(What the task asks):
Copy out the records in full, word for word, without pictures.

(Saved data entries):
┌────────

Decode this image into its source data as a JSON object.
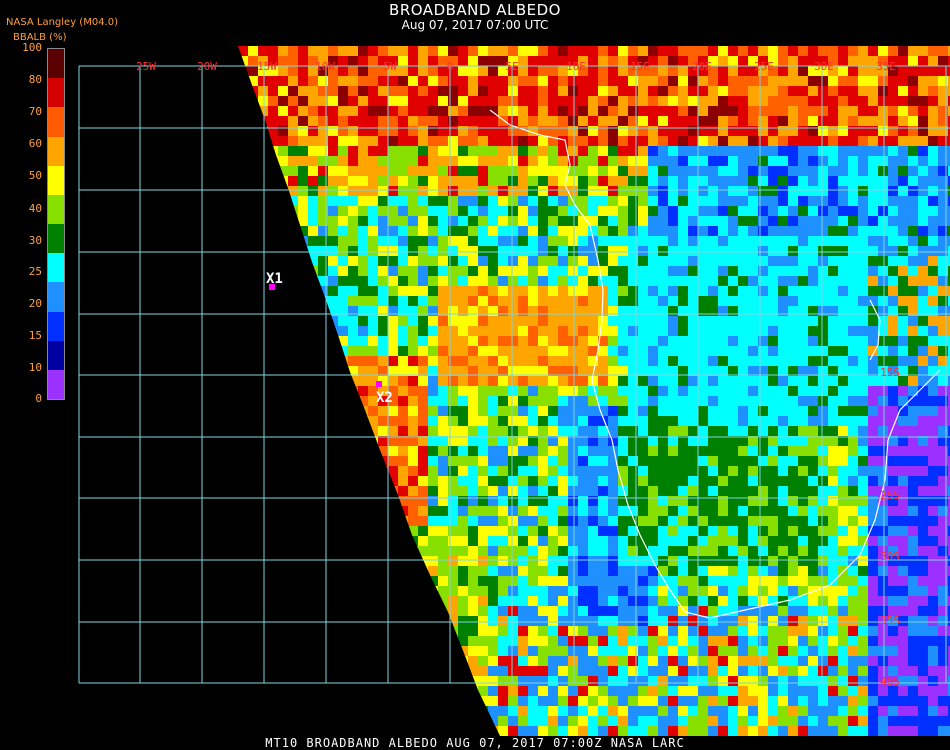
{
  "header": {
    "title": "BROADBAND ALBEDO",
    "subtitle": "Aug 07, 2017 07:00 UTC",
    "source": "NASA Langley (M04.0)",
    "variable": "BBALB (%)"
  },
  "colorbar": {
    "ticks": [
      "100",
      "80",
      "70",
      "60",
      "50",
      "40",
      "30",
      "25",
      "20",
      "15",
      "10",
      "0"
    ],
    "colors": [
      "#5a0000",
      "#d40000",
      "#ff5a00",
      "#ffa500",
      "#ffff00",
      "#88e000",
      "#008000",
      "#00ffff",
      "#1e90ff",
      "#0030ff",
      "#0000a0",
      "#9b30ff"
    ]
  },
  "map": {
    "lon_labels": [
      "25W",
      "20W",
      "15W",
      "10W",
      "5W",
      "0",
      "5E",
      "10E",
      "15E",
      "20E",
      "25E",
      "30E",
      "35E"
    ],
    "lat_labels": [
      "15S",
      "25S",
      "30S",
      "35S",
      "40S"
    ],
    "markers": [
      {
        "label": "X1"
      },
      {
        "label": "X2"
      }
    ]
  },
  "footer": {
    "text": "MT10  BROADBAND ALBEDO   AUG 07, 2017 07:00Z   NASA LARC"
  }
}
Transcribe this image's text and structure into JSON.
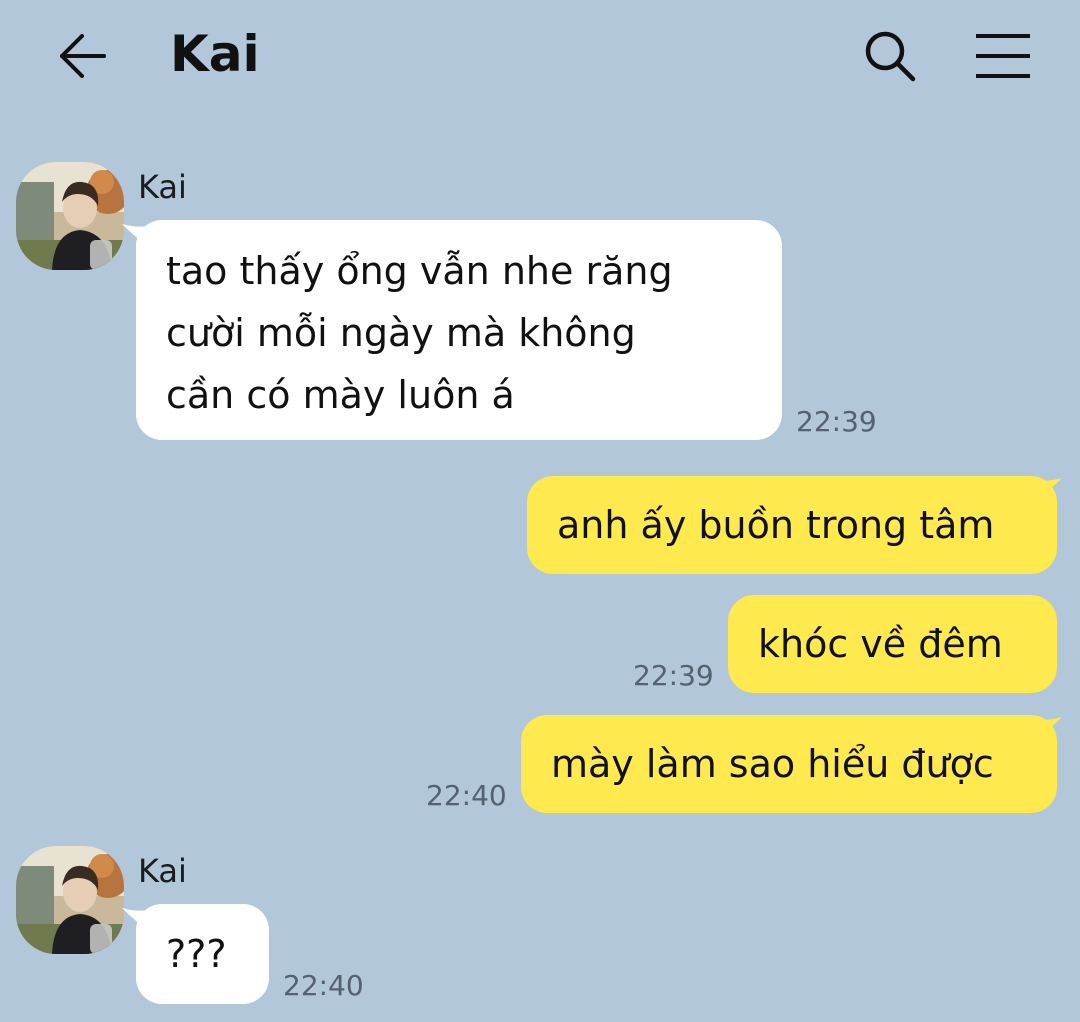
{
  "header": {
    "title": "Kai",
    "back_icon": "arrow-left-icon",
    "search_icon": "search-icon",
    "menu_icon": "hamburger-menu-icon"
  },
  "colors": {
    "background": "#b2c7d9",
    "incoming_bubble": "#ffffff",
    "outgoing_bubble": "#fee94f",
    "timestamp": "#556170"
  },
  "messages": [
    {
      "sender": "Kai",
      "lines": [
        "tao thấy ổng vẫn nhe răng",
        "cười mỗi ngày mà không",
        "cần có mày luôn á"
      ],
      "time": "22:39"
    },
    {
      "text": "anh ấy buồn trong tâm"
    },
    {
      "text": "khóc về đêm",
      "time": "22:39"
    },
    {
      "text": "mày làm sao hiểu được",
      "time": "22:40"
    },
    {
      "sender": "Kai",
      "lines": [
        "???"
      ],
      "time": "22:40"
    }
  ]
}
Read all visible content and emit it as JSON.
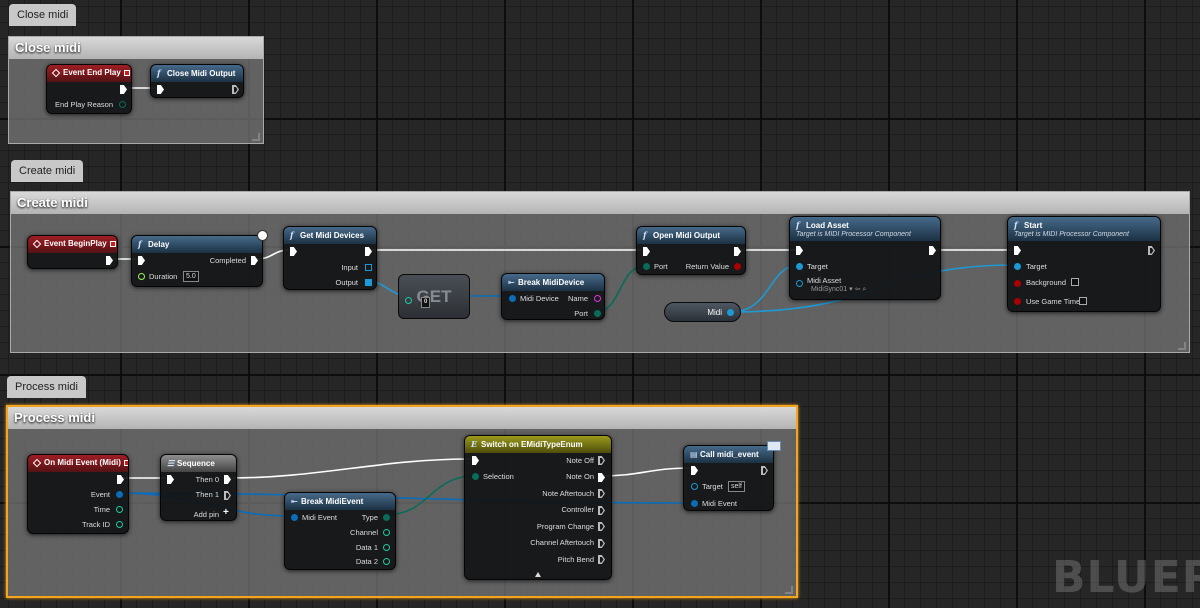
{
  "comments": {
    "close_midi": {
      "tab": "Close midi",
      "title": "Close midi"
    },
    "create_midi": {
      "tab": "Create midi",
      "title": "Create midi"
    },
    "process_midi": {
      "tab": "Process midi",
      "title": "Process midi"
    }
  },
  "nodes": {
    "event_end_play": {
      "title": "Event End Play",
      "end_play_reason": "End Play Reason"
    },
    "close_midi_output": {
      "title": "Close Midi Output",
      "icon": "f"
    },
    "event_begin_play": {
      "title": "Event BeginPlay"
    },
    "delay": {
      "title": "Delay",
      "icon": "f",
      "completed": "Completed",
      "duration": "Duration",
      "duration_value": "5.0"
    },
    "get_midi_devices": {
      "title": "Get Midi Devices",
      "icon": "f",
      "input": "Input",
      "output": "Output"
    },
    "get": {
      "title": "GET",
      "index_value": "0"
    },
    "break_midi_device": {
      "title": "Break MidiDevice",
      "midi_device": "Midi Device",
      "name": "Name",
      "port": "Port"
    },
    "open_midi_output": {
      "title": "Open Midi Output",
      "icon": "f",
      "port": "Port",
      "return_value": "Return Value"
    },
    "midi_var": {
      "label": "Midi"
    },
    "load_asset": {
      "title": "Load Asset",
      "subtitle": "Target is MIDI Processor Component",
      "icon": "f",
      "target": "Target",
      "midi_asset": "Midi Asset",
      "midi_asset_value": "MidiSync01"
    },
    "start": {
      "title": "Start",
      "subtitle": "Target is MIDI Processor Component",
      "icon": "f",
      "target": "Target",
      "background": "Background",
      "use_game_time": "Use Game Time"
    },
    "on_midi_event": {
      "title": "On Midi Event (Midi)",
      "event": "Event",
      "time": "Time",
      "track_id": "Track ID"
    },
    "sequence": {
      "title": "Sequence",
      "then0": "Then 0",
      "then1": "Then 1",
      "add_pin": "Add pin"
    },
    "break_midi_event": {
      "title": "Break MidiEvent",
      "midi_event": "Midi Event",
      "type": "Type",
      "channel": "Channel",
      "data1": "Data 1",
      "data2": "Data 2"
    },
    "switch": {
      "title": "Switch on EMidiTypeEnum",
      "selection": "Selection",
      "outputs": [
        "Note Off",
        "Note On",
        "Note Aftertouch",
        "Controller",
        "Program Change",
        "Channel Aftertouch",
        "Pitch Bend"
      ]
    },
    "call_midi_event": {
      "title": "Call midi_event",
      "target": "Target",
      "target_value": "self",
      "midi_event": "Midi Event"
    }
  },
  "watermark": "BLUEP",
  "colors": {
    "exec": "#ffffff",
    "object": "#1d9ad6",
    "struct": "#0b6cb8",
    "byte": "#0a6b5a",
    "int": "#1ec9a0",
    "float": "#9af45a",
    "bool": "#a00",
    "string": "#e036e0",
    "event_header": "#8b1b20",
    "func_header": "#34546f",
    "switch_header": "#8f8d18",
    "selection": "#f3a51f"
  },
  "icons": {
    "event": "event-diamond-icon",
    "function": "function-f-icon",
    "latent": "clock-icon",
    "message": "envelope-icon",
    "sequence": "sequence-icon",
    "struct_break": "break-struct-icon"
  }
}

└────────

(Reply to the exercise):
Decode this image into its source data as a JSON object.
{
  "header": {
    "title": "BROADBAND ALBEDO",
    "subtitle": "Aug 07, 2017 07:00 UTC",
    "source": "NASA Langley (M04.0)",
    "variable": "BBALB (%)"
  },
  "colorbar": {
    "ticks": [
      "100",
      "80",
      "70",
      "60",
      "50",
      "40",
      "30",
      "25",
      "20",
      "15",
      "10",
      "0"
    ],
    "colors": [
      "#5a0000",
      "#d40000",
      "#ff5a00",
      "#ffa500",
      "#ffff00",
      "#88e000",
      "#008000",
      "#00ffff",
      "#1e90ff",
      "#0030ff",
      "#0000a0",
      "#9b30ff"
    ]
  },
  "map": {
    "lon_labels": [
      "25W",
      "20W",
      "15W",
      "10W",
      "5W",
      "0",
      "5E",
      "10E",
      "15E",
      "20E",
      "25E",
      "30E",
      "35E"
    ],
    "lat_labels": [
      "15S",
      "25S",
      "30S",
      "35S",
      "40S"
    ],
    "markers": [
      {
        "label": "X1"
      },
      {
        "label": "X2"
      }
    ]
  },
  "footer": {
    "text": "MT10  BROADBAND ALBEDO   AUG 07, 2017 07:00Z   NASA LARC"
  }
}
Transcribe this image's text and structure into JSON.
{
  "header": {
    "title": "Kai",
    "back_icon": "arrow-left-icon",
    "search_icon": "search-icon",
    "menu_icon": "hamburger-menu-icon"
  },
  "colors": {
    "background": "#b2c7d9",
    "incoming_bubble": "#ffffff",
    "outgoing_bubble": "#fee94f",
    "timestamp": "#556170"
  },
  "messages": [
    {
      "sender": "Kai",
      "lines": [
        "tao thấy ổng vẫn nhe răng",
        "cười mỗi ngày mà không",
        "cần có mày luôn á"
      ],
      "time": "22:39"
    },
    {
      "text": "anh ấy buồn trong tâm"
    },
    {
      "text": "khóc về đêm",
      "time": "22:39"
    },
    {
      "text": "mày làm sao hiểu được",
      "time": "22:40"
    },
    {
      "sender": "Kai",
      "lines": [
        "???"
      ],
      "time": "22:40"
    }
  ]
}
Read all visible content and emit it as JSON.
{
  "comments": {
    "close_midi": {
      "tab": "Close midi",
      "title": "Close midi"
    },
    "create_midi": {
      "tab": "Create midi",
      "title": "Create midi"
    },
    "process_midi": {
      "tab": "Process midi",
      "title": "Process midi"
    }
  },
  "nodes": {
    "event_end_play": {
      "title": "Event End Play",
      "end_play_reason": "End Play Reason"
    },
    "close_midi_output": {
      "title": "Close Midi Output",
      "icon": "f"
    },
    "event_begin_play": {
      "title": "Event BeginPlay"
    },
    "delay": {
      "title": "Delay",
      "icon": "f",
      "completed": "Completed",
      "duration": "Duration",
      "duration_value": "5.0"
    },
    "get_midi_devices": {
      "title": "Get Midi Devices",
      "icon": "f",
      "input": "Input",
      "output": "Output"
    },
    "get": {
      "title": "GET",
      "index_value": "0"
    },
    "break_midi_device": {
      "title": "Break MidiDevice",
      "midi_device": "Midi Device",
      "name": "Name",
      "port": "Port"
    },
    "open_midi_output": {
      "title": "Open Midi Output",
      "icon": "f",
      "port": "Port",
      "return_value": "Return Value"
    },
    "midi_var": {
      "label": "Midi"
    },
    "load_asset": {
      "title": "Load Asset",
      "subtitle": "Target is MIDI Processor Component",
      "icon": "f",
      "target": "Target",
      "midi_asset": "Midi Asset",
      "midi_asset_value": "MidiSync01"
    },
    "start": {
      "title": "Start",
      "subtitle": "Target is MIDI Processor Component",
      "icon": "f",
      "target": "Target",
      "background": "Background",
      "use_game_time": "Use Game Time"
    },
    "on_midi_event": {
      "title": "On Midi Event (Midi)",
      "event": "Event",
      "time": "Time",
      "track_id": "Track ID"
    },
    "sequence": {
      "title": "Sequence",
      "then0": "Then 0",
      "then1": "Then 1",
      "add_pin": "Add pin"
    },
    "break_midi_event": {
      "title": "Break MidiEvent",
      "midi_event": "Midi Event",
      "type": "Type",
      "channel": "Channel",
      "data1": "Data 1",
      "data2": "Data 2"
    },
    "switch": {
      "title": "Switch on EMidiTypeEnum",
      "selection": "Selection",
      "outputs": [
        "Note Off",
        "Note On",
        "Note Aftertouch",
        "Controller",
        "Program Change",
        "Channel Aftertouch",
        "Pitch Bend"
      ]
    },
    "call_midi_event": {
      "title": "Call midi_event",
      "target": "Target",
      "target_value": "self",
      "midi_event": "Midi Event"
    }
  },
  "watermark": "BLUEP",
  "colors": {
    "exec": "#ffffff",
    "object": "#1d9ad6",
    "struct": "#0b6cb8",
    "byte": "#0a6b5a",
    "int": "#1ec9a0",
    "float": "#9af45a",
    "bool": "#a00",
    "string": "#e036e0",
    "event_header": "#8b1b20",
    "func_header": "#34546f",
    "switch_header": "#8f8d18",
    "selection": "#f3a51f"
  },
  "icons": {
    "event": "event-diamond-icon",
    "function": "function-f-icon",
    "latent": "clock-icon",
    "message": "envelope-icon",
    "sequence": "sequence-icon",
    "struct_break": "break-struct-icon"
  }
}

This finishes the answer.